But then there was the heart attack.
“I had been training for the marathon all summer,” Jen says. “In retrospect, I knew I was slowing down. Running was getting harder for me, but I was trying to ignore it. The week of my heart attack, I ran 17 miles, but I had to sit down after eight, because I was feeling so dizzy. I just thought I hadn’t eaten enough.”
Another sign was when she got on her bike. The super-achieving Jen was also training for a duathlon, and when she went on a training ride the day before her heart attack, she had to quit less than halfway through. “It hurt like hell,” she says now. Jen even made a point of telling her husband, Scott—her grade-school friend and high-school and college sweetheart—about the pain. “I said to him, ‘I have this weird pain in my back and it sometimes goes down my arm. I feel like you should know that.’”
That evening, Jen went out for spicy Thai food with a friend. When she got home, the pain intensified. At first, she blamed the pain on the food.

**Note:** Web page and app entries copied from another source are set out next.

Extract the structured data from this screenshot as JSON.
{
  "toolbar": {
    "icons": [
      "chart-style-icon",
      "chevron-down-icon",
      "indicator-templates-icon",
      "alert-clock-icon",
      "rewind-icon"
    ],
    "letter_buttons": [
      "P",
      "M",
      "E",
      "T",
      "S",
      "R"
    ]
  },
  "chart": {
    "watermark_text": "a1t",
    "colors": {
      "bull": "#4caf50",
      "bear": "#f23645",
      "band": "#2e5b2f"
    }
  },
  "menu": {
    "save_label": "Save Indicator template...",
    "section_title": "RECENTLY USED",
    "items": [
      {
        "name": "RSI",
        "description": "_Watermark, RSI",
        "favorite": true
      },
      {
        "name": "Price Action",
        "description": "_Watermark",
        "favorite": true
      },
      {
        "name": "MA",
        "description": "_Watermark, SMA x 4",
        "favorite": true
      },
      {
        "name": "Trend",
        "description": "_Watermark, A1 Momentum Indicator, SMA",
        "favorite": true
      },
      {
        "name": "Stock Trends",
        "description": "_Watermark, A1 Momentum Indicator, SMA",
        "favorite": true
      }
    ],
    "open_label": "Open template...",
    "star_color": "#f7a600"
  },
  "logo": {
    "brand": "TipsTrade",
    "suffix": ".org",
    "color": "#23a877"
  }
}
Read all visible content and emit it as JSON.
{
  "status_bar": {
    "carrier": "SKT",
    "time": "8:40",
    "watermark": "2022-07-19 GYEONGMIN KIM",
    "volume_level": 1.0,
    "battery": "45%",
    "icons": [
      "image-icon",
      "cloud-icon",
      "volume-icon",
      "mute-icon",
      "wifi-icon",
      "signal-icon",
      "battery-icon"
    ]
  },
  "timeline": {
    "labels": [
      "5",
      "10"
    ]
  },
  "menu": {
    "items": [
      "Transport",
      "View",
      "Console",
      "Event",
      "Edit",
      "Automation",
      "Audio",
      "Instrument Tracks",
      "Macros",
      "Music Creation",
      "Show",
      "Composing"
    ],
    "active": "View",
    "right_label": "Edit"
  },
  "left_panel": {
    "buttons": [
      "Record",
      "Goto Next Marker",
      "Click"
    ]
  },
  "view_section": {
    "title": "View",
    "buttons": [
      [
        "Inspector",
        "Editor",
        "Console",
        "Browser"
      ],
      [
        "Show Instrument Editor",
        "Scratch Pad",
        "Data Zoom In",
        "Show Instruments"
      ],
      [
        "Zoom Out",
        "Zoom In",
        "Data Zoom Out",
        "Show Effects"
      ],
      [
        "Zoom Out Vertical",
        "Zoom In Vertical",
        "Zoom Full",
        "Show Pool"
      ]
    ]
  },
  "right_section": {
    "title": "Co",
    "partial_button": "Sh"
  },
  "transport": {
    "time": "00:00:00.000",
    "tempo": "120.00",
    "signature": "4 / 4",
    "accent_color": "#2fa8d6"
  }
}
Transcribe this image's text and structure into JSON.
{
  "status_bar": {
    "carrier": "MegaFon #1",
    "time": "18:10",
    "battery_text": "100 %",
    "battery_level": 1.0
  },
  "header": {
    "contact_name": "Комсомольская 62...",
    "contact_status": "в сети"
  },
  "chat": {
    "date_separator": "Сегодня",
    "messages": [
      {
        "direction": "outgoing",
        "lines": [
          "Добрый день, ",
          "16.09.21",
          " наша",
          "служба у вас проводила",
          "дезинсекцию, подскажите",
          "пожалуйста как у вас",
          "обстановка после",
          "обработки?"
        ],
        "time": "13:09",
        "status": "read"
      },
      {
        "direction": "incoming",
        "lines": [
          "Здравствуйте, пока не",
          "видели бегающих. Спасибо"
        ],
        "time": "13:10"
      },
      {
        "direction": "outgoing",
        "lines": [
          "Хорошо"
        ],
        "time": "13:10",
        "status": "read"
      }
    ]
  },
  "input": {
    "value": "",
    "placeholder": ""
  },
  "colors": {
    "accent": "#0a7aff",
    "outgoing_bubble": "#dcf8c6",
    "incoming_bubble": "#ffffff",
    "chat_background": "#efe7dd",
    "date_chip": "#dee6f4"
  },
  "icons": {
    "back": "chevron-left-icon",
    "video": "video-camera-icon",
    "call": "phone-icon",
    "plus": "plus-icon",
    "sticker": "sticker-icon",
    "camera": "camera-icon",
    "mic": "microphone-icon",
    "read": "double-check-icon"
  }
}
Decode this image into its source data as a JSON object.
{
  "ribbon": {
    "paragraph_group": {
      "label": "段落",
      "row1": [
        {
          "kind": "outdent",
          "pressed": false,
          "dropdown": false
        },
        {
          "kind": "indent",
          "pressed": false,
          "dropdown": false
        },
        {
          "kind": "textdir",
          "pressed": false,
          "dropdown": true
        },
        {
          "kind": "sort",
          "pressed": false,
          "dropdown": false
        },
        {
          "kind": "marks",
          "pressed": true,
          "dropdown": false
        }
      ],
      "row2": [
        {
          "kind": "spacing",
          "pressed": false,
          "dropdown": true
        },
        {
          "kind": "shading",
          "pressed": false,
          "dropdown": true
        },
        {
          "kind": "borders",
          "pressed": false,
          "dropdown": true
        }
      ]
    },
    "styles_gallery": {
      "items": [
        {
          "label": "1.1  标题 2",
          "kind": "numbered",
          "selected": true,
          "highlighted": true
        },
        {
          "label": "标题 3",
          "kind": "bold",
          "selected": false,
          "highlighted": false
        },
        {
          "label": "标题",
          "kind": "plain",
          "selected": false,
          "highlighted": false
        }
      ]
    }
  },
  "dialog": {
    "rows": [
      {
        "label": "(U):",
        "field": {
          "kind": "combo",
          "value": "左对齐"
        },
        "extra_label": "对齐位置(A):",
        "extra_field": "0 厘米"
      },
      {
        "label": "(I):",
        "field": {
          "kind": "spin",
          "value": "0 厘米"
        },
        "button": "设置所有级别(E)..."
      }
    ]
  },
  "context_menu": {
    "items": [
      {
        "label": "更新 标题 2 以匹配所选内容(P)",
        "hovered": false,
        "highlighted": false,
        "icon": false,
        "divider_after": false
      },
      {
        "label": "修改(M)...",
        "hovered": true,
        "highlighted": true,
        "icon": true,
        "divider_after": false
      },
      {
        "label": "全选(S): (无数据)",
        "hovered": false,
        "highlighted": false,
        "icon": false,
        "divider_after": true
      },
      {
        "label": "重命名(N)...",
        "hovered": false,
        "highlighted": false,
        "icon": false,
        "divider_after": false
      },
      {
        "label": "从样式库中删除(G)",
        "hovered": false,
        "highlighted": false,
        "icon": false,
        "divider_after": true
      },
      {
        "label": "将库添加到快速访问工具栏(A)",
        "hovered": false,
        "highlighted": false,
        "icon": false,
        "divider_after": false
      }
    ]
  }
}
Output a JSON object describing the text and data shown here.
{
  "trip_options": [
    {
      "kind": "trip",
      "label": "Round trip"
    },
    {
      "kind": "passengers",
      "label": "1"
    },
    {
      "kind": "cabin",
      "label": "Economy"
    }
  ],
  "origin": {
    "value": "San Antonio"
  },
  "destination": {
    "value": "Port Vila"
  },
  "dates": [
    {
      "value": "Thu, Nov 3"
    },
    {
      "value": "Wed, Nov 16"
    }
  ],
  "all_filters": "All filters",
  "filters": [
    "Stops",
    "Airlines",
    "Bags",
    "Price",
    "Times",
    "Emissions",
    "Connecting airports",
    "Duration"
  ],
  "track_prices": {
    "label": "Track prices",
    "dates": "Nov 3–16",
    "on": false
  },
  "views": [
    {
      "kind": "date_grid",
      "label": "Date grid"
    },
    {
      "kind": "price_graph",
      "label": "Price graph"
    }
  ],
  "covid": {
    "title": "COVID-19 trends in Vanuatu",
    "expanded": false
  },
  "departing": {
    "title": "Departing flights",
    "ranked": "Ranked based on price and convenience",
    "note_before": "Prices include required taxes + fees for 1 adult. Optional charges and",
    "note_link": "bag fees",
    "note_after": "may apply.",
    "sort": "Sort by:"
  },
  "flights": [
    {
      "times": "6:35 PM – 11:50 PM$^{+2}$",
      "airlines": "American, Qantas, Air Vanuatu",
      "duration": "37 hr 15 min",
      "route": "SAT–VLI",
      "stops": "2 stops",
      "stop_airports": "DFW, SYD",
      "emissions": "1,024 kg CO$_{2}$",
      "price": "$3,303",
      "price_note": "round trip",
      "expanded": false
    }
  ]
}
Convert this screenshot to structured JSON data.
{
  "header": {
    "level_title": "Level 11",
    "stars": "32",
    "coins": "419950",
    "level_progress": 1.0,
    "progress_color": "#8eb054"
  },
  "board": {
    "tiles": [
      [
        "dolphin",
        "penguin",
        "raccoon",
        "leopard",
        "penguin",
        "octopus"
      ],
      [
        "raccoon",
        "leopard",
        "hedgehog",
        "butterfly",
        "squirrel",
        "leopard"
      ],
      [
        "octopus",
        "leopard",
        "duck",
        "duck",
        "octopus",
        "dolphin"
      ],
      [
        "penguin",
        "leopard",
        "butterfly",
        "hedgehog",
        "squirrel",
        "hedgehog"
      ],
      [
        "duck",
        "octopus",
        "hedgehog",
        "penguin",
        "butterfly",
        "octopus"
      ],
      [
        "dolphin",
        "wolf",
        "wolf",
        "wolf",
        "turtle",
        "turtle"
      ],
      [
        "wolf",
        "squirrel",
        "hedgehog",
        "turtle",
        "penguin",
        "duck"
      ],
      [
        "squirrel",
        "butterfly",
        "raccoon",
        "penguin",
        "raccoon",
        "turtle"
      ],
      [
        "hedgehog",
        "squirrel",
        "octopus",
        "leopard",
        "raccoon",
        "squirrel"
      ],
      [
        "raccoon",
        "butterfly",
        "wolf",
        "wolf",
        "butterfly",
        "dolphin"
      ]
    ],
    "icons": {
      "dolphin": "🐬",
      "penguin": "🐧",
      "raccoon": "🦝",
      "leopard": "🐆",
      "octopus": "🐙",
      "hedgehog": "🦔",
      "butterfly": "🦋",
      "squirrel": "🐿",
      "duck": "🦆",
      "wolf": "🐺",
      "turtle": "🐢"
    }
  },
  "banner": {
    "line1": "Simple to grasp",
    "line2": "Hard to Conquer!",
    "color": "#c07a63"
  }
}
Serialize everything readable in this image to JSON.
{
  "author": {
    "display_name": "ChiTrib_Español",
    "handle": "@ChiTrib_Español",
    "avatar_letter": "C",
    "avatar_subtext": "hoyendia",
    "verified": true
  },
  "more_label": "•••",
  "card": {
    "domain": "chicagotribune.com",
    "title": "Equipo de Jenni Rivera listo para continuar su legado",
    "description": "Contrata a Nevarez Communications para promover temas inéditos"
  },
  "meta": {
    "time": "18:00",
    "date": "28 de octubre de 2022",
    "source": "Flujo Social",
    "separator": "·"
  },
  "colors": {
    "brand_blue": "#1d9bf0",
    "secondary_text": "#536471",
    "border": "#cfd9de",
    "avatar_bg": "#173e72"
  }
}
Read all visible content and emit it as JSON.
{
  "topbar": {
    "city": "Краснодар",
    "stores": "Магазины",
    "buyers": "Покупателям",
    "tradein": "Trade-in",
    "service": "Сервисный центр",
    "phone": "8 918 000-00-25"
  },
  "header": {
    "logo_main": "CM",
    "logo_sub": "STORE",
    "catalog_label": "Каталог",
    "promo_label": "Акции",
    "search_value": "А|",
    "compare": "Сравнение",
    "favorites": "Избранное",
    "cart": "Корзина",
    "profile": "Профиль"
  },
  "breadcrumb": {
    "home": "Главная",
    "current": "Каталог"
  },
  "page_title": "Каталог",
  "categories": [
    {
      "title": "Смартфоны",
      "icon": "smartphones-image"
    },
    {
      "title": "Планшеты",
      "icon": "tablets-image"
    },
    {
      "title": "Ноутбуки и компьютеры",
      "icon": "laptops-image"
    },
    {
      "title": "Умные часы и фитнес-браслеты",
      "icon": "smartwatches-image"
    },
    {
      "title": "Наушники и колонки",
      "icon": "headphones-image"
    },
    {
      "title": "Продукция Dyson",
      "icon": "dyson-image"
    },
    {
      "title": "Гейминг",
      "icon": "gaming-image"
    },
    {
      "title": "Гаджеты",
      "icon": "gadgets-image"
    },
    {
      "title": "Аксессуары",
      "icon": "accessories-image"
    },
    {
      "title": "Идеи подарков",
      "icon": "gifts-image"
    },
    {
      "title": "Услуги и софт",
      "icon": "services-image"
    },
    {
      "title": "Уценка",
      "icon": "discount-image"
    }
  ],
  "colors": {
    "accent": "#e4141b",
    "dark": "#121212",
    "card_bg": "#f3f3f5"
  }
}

“I thought, ‘I shouldn’t have ordered it so spicy,’” Jen says. “Then I went to bed, and when I lay down it was like someone took a knife and twisted it in the middle of my back. The pain went down both shoulders and down my arms. I thought it must be heartburn. But it was worse than any heartburn I’d ever felt.”
Jen had suffered from acid reflux before, and this pain felt different. Around one in the morning, she got out of bed and began Googling “reflux and back pain.”
“I found a bunch of articles that said that combination of symptoms is normal,” Jen says. “So I took six Advil and propped myself up with pillows and tried to sleep. I just wanted the ache in my arms to go away. Eventually I fell asleep for a bit, but the pain still didn’t go away. I went back to Dr. Google and found something that said, ‘If you read something that says reflux and arm pain is normal, that’s baloney. It is a heart attack.’”
Frightened, Jen started researching heart-attack symptoms. She found a list that included upper-back and shoulder pain (check), stomach pain (check), anxiety (check). Jen had yet to experience one common heart-attack symptom on the list—breaking into a cold sweat.
“Then, just as I’m sitting at the computer, reading about that symptom,” she says, still incredulous at the memory, “I am suddenly drenched in this cold sweat.”
When Jen’s husband woke, she told him that she’d been up sick most of the night. They had planned to drive their eldest son to his first sleep-away camp that morning, but Jen said she thought she should go to the doctor instead. Scott would plan on driving both children to the camp drop-off, but if Jen was done with the doctor soon enough, she’d join them. She promised to call his cell phone with updates. Because it was a Sunday morning and her doctor’s office was closed, Jen would have to go to the emergency room.
Excerpted from How to Survive: The Extraordinary Resilience of Ordinary People. All rights reserved.